General practitioners’ views on the acceptability and applicability of a web-based intervention to reduce antibiotic prescribing for acute cough in multiple European countries: a qualitative study prior to a randomised trial
- Equal contributors
1 Centre for General Practice, Vaccine & Infectious Disease Institute (VAXINFECTIO), Laboratory of microbiology, University of Antwerp, Antwerp, Belgium
2 Primary Care and Population Sciences, Faculty of Medicine, University of Southampton, Southampton, SO16 5ST, UK
3 Department of Epidemiology & Public Health, University College London, London, UK
4 Applied Research in Respiratory Diseases, Hospital Clinic of Barcelona, Barcelona, Spain
5 Department of Family and Community Medicine, Medical University of Lodz, Lodz, Poland
6 Primary Care Centre Jaume I, University Rovira i Virgili, Tarragona, Spain
7 Department of General Practice, CAPHRI School for Public Health and Primary Care, Maastricht University, Maastricht, the Netherlands
8 Cochrane Institute of Primary Care and Public Health, School of Medicine, Cardiff University, Cardiff, UK
9 Faculty of Human and Social Sciences, University of Southampton, Southampton, UK
10 Julius Centre for Health Sciences and Primary Care, University Medical Center Utrecht, Utrecht, Netherlands
11 Laboratory of Microbiology, Vaccine & Infectious Disease Institute (VAXINFECTIO), University of Antwerp, Antwerp, Belgium
Citation and License
BMC Family Practice 2012, 13:101 doi:10.1186/1471-2296-13-101Published: 11 October 2012
Interventions to promote prudent antibiotic prescribing by general practitioners (GPs) have often only been developed for use in one country.

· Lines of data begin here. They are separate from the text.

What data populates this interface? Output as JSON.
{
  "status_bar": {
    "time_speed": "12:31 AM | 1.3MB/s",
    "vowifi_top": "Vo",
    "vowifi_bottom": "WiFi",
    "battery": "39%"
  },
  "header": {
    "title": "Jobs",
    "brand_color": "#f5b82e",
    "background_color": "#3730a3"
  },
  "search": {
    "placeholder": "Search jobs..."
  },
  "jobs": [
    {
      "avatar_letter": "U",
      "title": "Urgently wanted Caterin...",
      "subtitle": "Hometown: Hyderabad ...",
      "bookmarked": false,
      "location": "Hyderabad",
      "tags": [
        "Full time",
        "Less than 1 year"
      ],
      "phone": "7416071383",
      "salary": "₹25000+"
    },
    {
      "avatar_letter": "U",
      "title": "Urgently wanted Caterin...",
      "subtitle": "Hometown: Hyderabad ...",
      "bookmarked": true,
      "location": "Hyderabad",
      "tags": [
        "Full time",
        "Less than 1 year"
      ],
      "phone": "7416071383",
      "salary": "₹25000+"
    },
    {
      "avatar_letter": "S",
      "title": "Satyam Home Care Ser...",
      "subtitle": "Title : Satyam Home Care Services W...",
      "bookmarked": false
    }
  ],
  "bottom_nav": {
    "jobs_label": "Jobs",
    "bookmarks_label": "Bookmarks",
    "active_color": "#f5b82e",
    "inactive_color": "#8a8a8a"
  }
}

We aimed to develop an intervention which would be appropriate to implement in multiple European countries in order to offer greater benefit to practice whilst using fewer resources. The INTRO (INternet TRaining for antibiOtic use) intervention needed to deliver training to GPs in the use of C-Reactive Protein (CRP) near patient tests to help diagnose acute cough and in communication skills to help explain prescribing decisions to patients. We explored GPs’ views on the initial version of INTRO to test acceptability and potentially increase applicability for use in multiple countries before the start of a randomised trial.
30 GPs from five countries (Belgium, England, the Netherlands, Poland and Spain), were interviewed using a “think aloud” approach. GPs were asked to work through the intervention and discuss their views on the content and format in relation to following the intervention in their own practice. GPs viewed the same intervention but versions were created in five languages. Data were coded using thematic analysis.
GPs in all five countries reported the view that the intervention addressed an important topic, was broadly acceptable and feasible to use, and would be a useful tool to help improve clinical practice. However, GPs in the different countries identified aspects of the intervention that did not reflect their national culture or healthcare system. These included perceived differences in communication style used in the consultation, consultation length and the stage of illness at which patient typically presented.
An online intervention to support evidence-based use of antibiotics is acceptable and feasible to implement amongst GPs in multiple countries. However, tailoring of the intervention to suit national contexts was necessary by adding local information and placing more emphasis on the fact that GPs could select the communication skills they wished to use in practice. Using think aloud methods to complement the development of interventions is a powerful method to identify regional contextual barriers to intervention implementation.